Towards the Silence and Feeling


Instead of plunging straight into the whirlpools of despair and pain of Crave the directors Oskaras Korsunovas sand Povilas Laurinkus together with eight young actors tried very carefully to get closer to what is “beyond the limit, beyond the pain”, to find the light in the blackness of despair and in the confusion of sounds exhausting the silence.
An empty black space and eight spots of light appearing when the lamps hanging over the heads of actors flash up and falling onto the white pillows possessed by every member of the cast. Eight rectangles of light imprison the characters in a small patch of light. They cannot exceed its limits, thus cannot touch each other. The wish for salvation, the desire to feel others the way they feel themselves is fulfilled only through language. Visually very impressive scene where all the characters desperately and fiercely spinning around one axis as if fastened to the floor cry out the lines on the desire of “stunning immortal overcoming unconditional encompassing soul enriching mind widening constant never ending love”.

On the whole, there is a lot of anger, fury and roughness. Love is also like that. However, at its end the play starts calming down. In the last scenes four characters of Crave become important not only because of their function. The text of Crave in the play is presented the way that at the end A, B, C and M, pierced with the most intimate and personal disclosure, utter short monologues, in other words – everyone founds the words to talk about himself. That is when the feeling is born – intimate, not screaming.

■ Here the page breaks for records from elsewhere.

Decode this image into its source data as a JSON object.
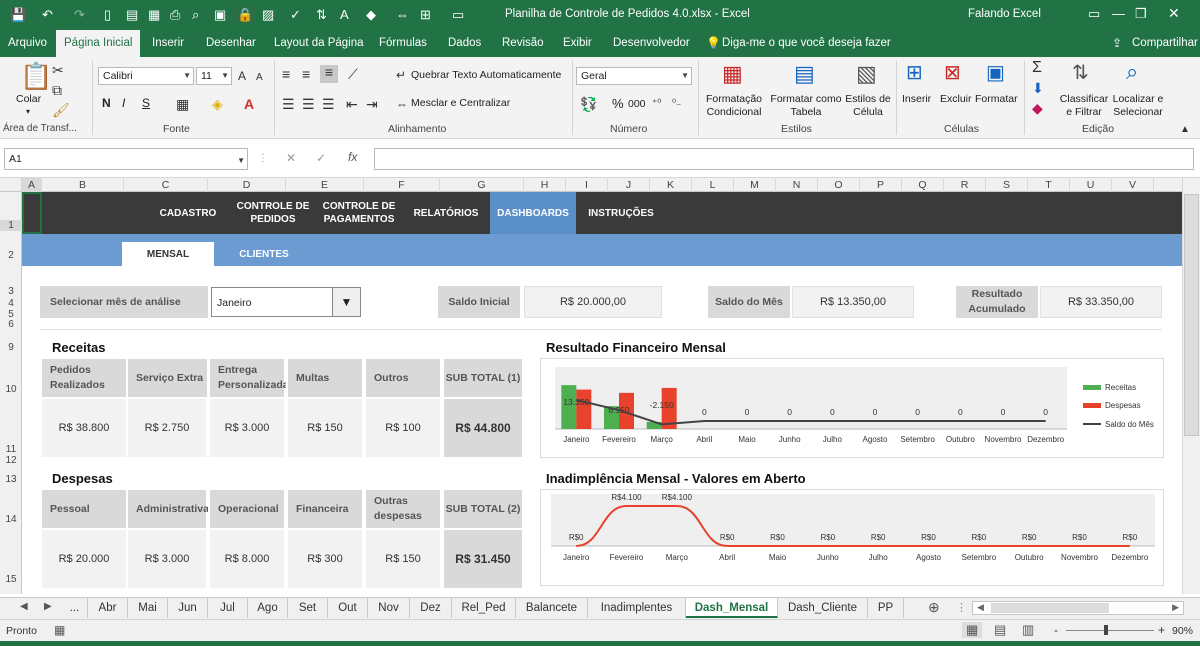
{
  "app": {
    "window_title": "Planilha de Controle de Pedidos 4.0.xlsx  -  Excel",
    "user": "Falando Excel",
    "share_label": "Compartilhar",
    "tell_me_placeholder": "Diga-me o que você deseja fazer"
  },
  "ribbon_tabs": [
    "Arquivo",
    "Página Inicial",
    "Inserir",
    "Desenhar",
    "Layout da Página",
    "Fórmulas",
    "Dados",
    "Revisão",
    "Exibir",
    "Desenvolvedor"
  ],
  "ribbon": {
    "clipboard": {
      "paste": "Colar",
      "label": "Área de Transf..."
    },
    "font": {
      "name": "Calibri",
      "size": "11",
      "bold": "N",
      "italic": "I",
      "underline": "S",
      "label": "Fonte"
    },
    "alignment": {
      "wrap": "Quebrar Texto Automaticamente",
      "merge": "Mesclar e Centralizar",
      "label": "Alinhamento"
    },
    "number": {
      "format": "Geral",
      "percent": "%",
      "thousands": "000",
      "label": "Número"
    },
    "styles": {
      "conditional": "Formatação Condicional",
      "format_table": "Formatar como Tabela",
      "cell_styles": "Estilos de Célula",
      "label": "Estilos"
    },
    "cells": {
      "insert": "Inserir",
      "delete": "Excluir",
      "format": "Formatar",
      "label": "Células"
    },
    "editing": {
      "sort": "Classificar e Filtrar",
      "find": "Localizar e Selecionar",
      "label": "Edição"
    }
  },
  "formula_bar": {
    "name_box": "A1",
    "cancel": "✕",
    "enter": "✓",
    "fx": "fx",
    "value": ""
  },
  "columns": [
    "A",
    "B",
    "C",
    "D",
    "E",
    "F",
    "G",
    "H",
    "I",
    "J",
    "K",
    "L",
    "M",
    "N",
    "O",
    "P",
    "Q",
    "R",
    "S",
    "T",
    "U",
    "V"
  ],
  "rows": [
    "1",
    "2",
    "3",
    "4",
    "5",
    "6",
    "9",
    "10",
    "11",
    "12",
    "13",
    "14",
    "15"
  ],
  "dashboard": {
    "nav": [
      "CADASTRO",
      "CONTROLE DE PEDIDOS",
      "CONTROLE DE PAGAMENTOS",
      "RELATÓRIOS",
      "DASHBOARDS",
      "INSTRUÇÕES"
    ],
    "subtabs": [
      "MENSAL",
      "CLIENTES"
    ],
    "select_label": "Selecionar mês de análise",
    "month_value": "Janeiro",
    "saldo_inicial_label": "Saldo Inicial",
    "saldo_inicial_value": "R$ 20.000,00",
    "saldo_mes_label": "Saldo do Mês",
    "saldo_mes_value": "R$ 13.350,00",
    "resultado_label": "Resultado Acumulado",
    "resultado_value": "R$ 33.350,00",
    "receitas": {
      "title": "Receitas",
      "headers": [
        "Pedidos Realizados",
        "Serviço Extra",
        "Entrega Personalizada",
        "Multas",
        "Outros",
        "SUB TOTAL (1)"
      ],
      "values": [
        "R$ 38.800",
        "R$ 2.750",
        "R$ 3.000",
        "R$ 150",
        "R$ 100",
        "R$ 44.800"
      ]
    },
    "despesas": {
      "title": "Despesas",
      "headers": [
        "Pessoal",
        "Administrativa",
        "Operacional",
        "Financeira",
        "Outras despesas",
        "SUB TOTAL (2)"
      ],
      "values": [
        "R$ 20.000",
        "R$ 3.000",
        "R$ 8.000",
        "R$ 300",
        "R$ 150",
        "R$ 31.450"
      ]
    }
  },
  "chart_data": [
    {
      "type": "bar",
      "title": "Resultado Financeiro Mensal",
      "categories": [
        "Janeiro",
        "Fevereiro",
        "Março",
        "Abril",
        "Maio",
        "Junho",
        "Julho",
        "Agosto",
        "Setembro",
        "Outubro",
        "Novembro",
        "Dezembro"
      ],
      "series": [
        {
          "name": "Receitas",
          "type": "bar",
          "color": "#4CAF50",
          "values": [
            13350,
            6950,
            -2150,
            0,
            0,
            0,
            0,
            0,
            0,
            0,
            0,
            0
          ]
        },
        {
          "name": "Despesas",
          "type": "bar",
          "color": "#E8412C",
          "values": [
            12000,
            11000,
            12500,
            0,
            0,
            0,
            0,
            0,
            0,
            0,
            0,
            0
          ]
        },
        {
          "name": "Saldo do Mês",
          "type": "line",
          "color": "#444444",
          "values": [
            13350,
            6950,
            -2150,
            0,
            0,
            0,
            0,
            0,
            0,
            0,
            0,
            0
          ]
        }
      ],
      "data_labels": [
        "13.350",
        "6.950",
        "-2.150",
        "0",
        "0",
        "0",
        "0",
        "0",
        "0",
        "0",
        "0",
        "0"
      ],
      "legend": "right"
    },
    {
      "type": "line",
      "title": "Inadimplência Mensal - Valores em Aberto",
      "categories": [
        "Janeiro",
        "Fevereiro",
        "Março",
        "Abril",
        "Maio",
        "Junho",
        "Julho",
        "Agosto",
        "Setembro",
        "Outubro",
        "Novembro",
        "Dezembro"
      ],
      "series": [
        {
          "color": "#E8412C",
          "values": [
            0,
            4100,
            4100,
            0,
            0,
            0,
            0,
            0,
            0,
            0,
            0,
            0
          ]
        }
      ],
      "data_labels": [
        "R$0",
        "R$4.100",
        "R$4.100",
        "R$0",
        "R$0",
        "R$0",
        "R$0",
        "R$0",
        "R$0",
        "R$0",
        "R$0",
        "R$0"
      ]
    }
  ],
  "sheet_tabs": [
    "...",
    "Abr",
    "Mai",
    "Jun",
    "Jul",
    "Ago",
    "Set",
    "Out",
    "Nov",
    "Dez",
    "Rel_Ped",
    "Balancete",
    "Inadimplentes",
    "Dash_Mensal",
    "Dash_Cliente",
    "PP"
  ],
  "status": {
    "ready": "Pronto",
    "zoom": "90%",
    "zoom_minus": "-",
    "zoom_plus": "+"
  },
  "colors": {
    "excel_green": "#217346",
    "nav_dark": "#3a3a3a",
    "nav_active": "#5b8fc9",
    "band_blue": "#6b9bd1",
    "receitas": "#4CAF50",
    "despesas": "#E8412C"
  }
}
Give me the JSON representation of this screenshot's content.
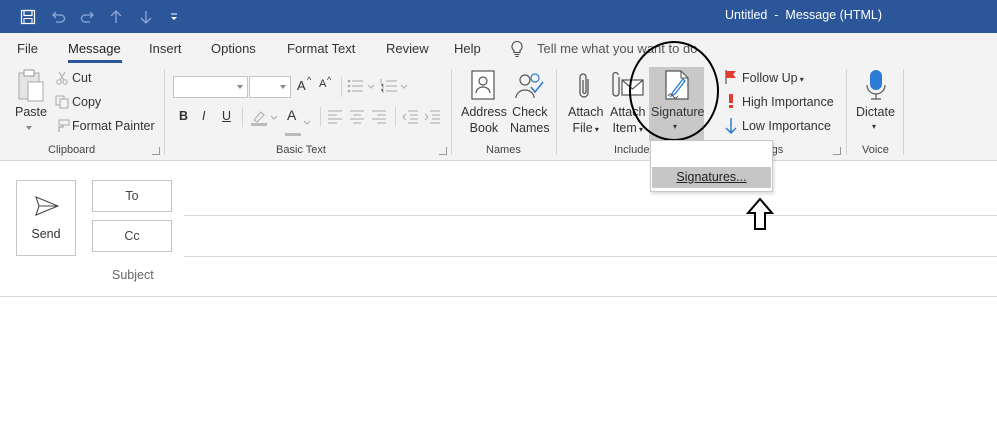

After leaving the performance, for some reason a single phrase sounds in the ears: “I feel nothing, nothing”. Where is it from? I’ve remembered – this phrase has been furiously and desperately screamed out for several times – I wonder whether “military” vocabulary occurs accidentally? – by the character of Rasa Marazaite. I’m asking myself: do I feel anything also? Maybe I do… Something, somewhere, very deep inside. “The pain raised by associations”, according to one character of Crave. One wouldn’t say that the Korsunovas and Laurinkus’ play is declarative. I’d rather call it a laconic pain witnessing of playwright and, probably, of those young acting people as well. The witnessing that “only love can save me as love ruined me”.